Items from an interface collection ->
[Start of Attachment]

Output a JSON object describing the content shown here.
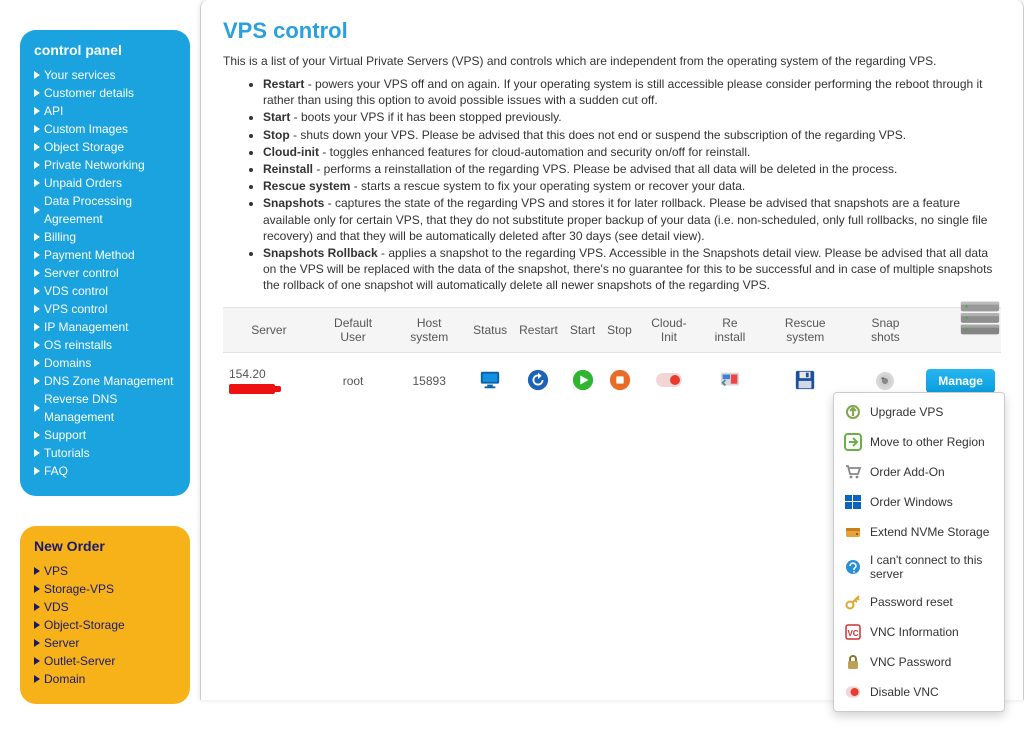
{
  "sidebar": {
    "control_panel": {
      "title": "control panel",
      "items": [
        "Your services",
        "Customer details",
        "API",
        "Custom Images",
        "Object Storage",
        "Private Networking",
        "Unpaid Orders",
        "Data Processing Agreement",
        "Billing",
        "Payment Method",
        "Server control",
        "VDS control",
        "VPS control",
        "IP Management",
        "OS reinstalls",
        "Domains",
        "DNS Zone Management",
        "Reverse DNS Management",
        "Support",
        "Tutorials",
        "FAQ"
      ]
    },
    "new_order": {
      "title": "New Order",
      "items": [
        "VPS",
        "Storage-VPS",
        "VDS",
        "Object-Storage",
        "Server",
        "Outlet-Server",
        "Domain"
      ]
    }
  },
  "page": {
    "title": "VPS control",
    "intro": "This is a list of your Virtual Private Servers (VPS) and controls which are independent from the operating system of the regarding VPS.",
    "bullets": [
      {
        "b": "Restart",
        "t": " - powers your VPS off and on again. If your operating system is still accessible please consider performing the reboot through it rather than using this option to avoid possible issues with a sudden cut off."
      },
      {
        "b": "Start",
        "t": " - boots your VPS if it has been stopped previously."
      },
      {
        "b": "Stop",
        "t": " - shuts down your VPS. Please be advised that this does not end or suspend the subscription of the regarding VPS."
      },
      {
        "b": "Cloud-init",
        "t": " - toggles enhanced features for cloud-automation and security on/off for reinstall."
      },
      {
        "b": "Reinstall",
        "t": " - performs a reinstallation of the regarding VPS. Please be advised that all data will be deleted in the process."
      },
      {
        "b": "Rescue system",
        "t": " - starts a rescue system to fix your operating system or recover your data."
      },
      {
        "b": "Snapshots",
        "t": " - captures the state of the regarding VPS and stores it for later rollback. Please be advised that snapshots are a feature available only for certain VPS, that they do not substitute proper backup of your data (i.e. non-scheduled, only full rollbacks, no single file recovery) and that they will be automatically deleted after 30 days (see detail view)."
      },
      {
        "b": "Snapshots Rollback",
        "t": " - applies a snapshot to the regarding VPS. Accessible in the Snapshots detail view. Please be advised that all data on the VPS will be replaced with the data of the snapshot, there's no guarantee for this to be successful and in case of multiple snapshots the rollback of one snapshot will automatically delete all newer snapshots of the regarding VPS."
      }
    ]
  },
  "table": {
    "headers": {
      "server": "Server",
      "default_user": "Default User",
      "host_system": "Host system",
      "status": "Status",
      "restart": "Restart",
      "start": "Start",
      "stop": "Stop",
      "cloud_init": "Cloud-Init",
      "reinstall": "Re install",
      "rescue": "Rescue system",
      "snapshots": "Snap shots",
      "manage": ""
    },
    "row": {
      "server_prefix": "154.20",
      "default_user": "root",
      "host_system": "15893",
      "manage_label": "Manage"
    }
  },
  "dropdown": {
    "items": [
      "Upgrade VPS",
      "Move to other Region",
      "Order Add-On",
      "Order Windows",
      "Extend NVMe Storage",
      "I can't connect to this server",
      "Password reset",
      "VNC Information",
      "VNC Password",
      "Disable VNC"
    ]
  }
}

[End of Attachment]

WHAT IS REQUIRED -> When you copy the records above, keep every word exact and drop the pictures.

RESPONSE TO THIS TASK ->
Output a JSON object describing the content shown here.
{
  "sidebar": {
    "control_panel": {
      "title": "control panel",
      "items": [
        "Your services",
        "Customer details",
        "API",
        "Custom Images",
        "Object Storage",
        "Private Networking",
        "Unpaid Orders",
        "Data Processing Agreement",
        "Billing",
        "Payment Method",
        "Server control",
        "VDS control",
        "VPS control",
        "IP Management",
        "OS reinstalls",
        "Domains",
        "DNS Zone Management",
        "Reverse DNS Management",
        "Support",
        "Tutorials",
        "FAQ"
      ]
    },
    "new_order": {
      "title": "New Order",
      "items": [
        "VPS",
        "Storage-VPS",
        "VDS",
        "Object-Storage",
        "Server",
        "Outlet-Server",
        "Domain"
      ]
    }
  },
  "page": {
    "title": "VPS control",
    "intro": "This is a list of your Virtual Private Servers (VPS) and controls which are independent from the operating system of the regarding VPS.",
    "bullets": [
      {
        "b": "Restart",
        "t": " - powers your VPS off and on again. If your operating system is still accessible please consider performing the reboot through it rather than using this option to avoid possible issues with a sudden cut off."
      },
      {
        "b": "Start",
        "t": " - boots your VPS if it has been stopped previously."
      },
      {
        "b": "Stop",
        "t": " - shuts down your VPS. Please be advised that this does not end or suspend the subscription of the regarding VPS."
      },
      {
        "b": "Cloud-init",
        "t": " - toggles enhanced features for cloud-automation and security on/off for reinstall."
      },
      {
        "b": "Reinstall",
        "t": " - performs a reinstallation of the regarding VPS. Please be advised that all data will be deleted in the process."
      },
      {
        "b": "Rescue system",
        "t": " - starts a rescue system to fix your operating system or recover your data."
      },
      {
        "b": "Snapshots",
        "t": " - captures the state of the regarding VPS and stores it for later rollback. Please be advised that snapshots are a feature available only for certain VPS, that they do not substitute proper backup of your data (i.e. non-scheduled, only full rollbacks, no single file recovery) and that they will be automatically deleted after 30 days (see detail view)."
      },
      {
        "b": "Snapshots Rollback",
        "t": " - applies a snapshot to the regarding VPS. Accessible in the Snapshots detail view. Please be advised that all data on the VPS will be replaced with the data of the snapshot, there's no guarantee for this to be successful and in case of multiple snapshots the rollback of one snapshot will automatically delete all newer snapshots of the regarding VPS."
      }
    ]
  },
  "table": {
    "headers": {
      "server": "Server",
      "default_user": "Default User",
      "host_system": "Host system",
      "status": "Status",
      "restart": "Restart",
      "start": "Start",
      "stop": "Stop",
      "cloud_init": "Cloud-Init",
      "reinstall": "Re install",
      "rescue": "Rescue system",
      "snapshots": "Snap shots",
      "manage": ""
    },
    "row": {
      "server_prefix": "154.20",
      "default_user": "root",
      "host_system": "15893",
      "manage_label": "Manage"
    }
  },
  "dropdown": {
    "items": [
      "Upgrade VPS",
      "Move to other Region",
      "Order Add-On",
      "Order Windows",
      "Extend NVMe Storage",
      "I can't connect to this server",
      "Password reset",
      "VNC Information",
      "VNC Password",
      "Disable VNC"
    ]
  }
}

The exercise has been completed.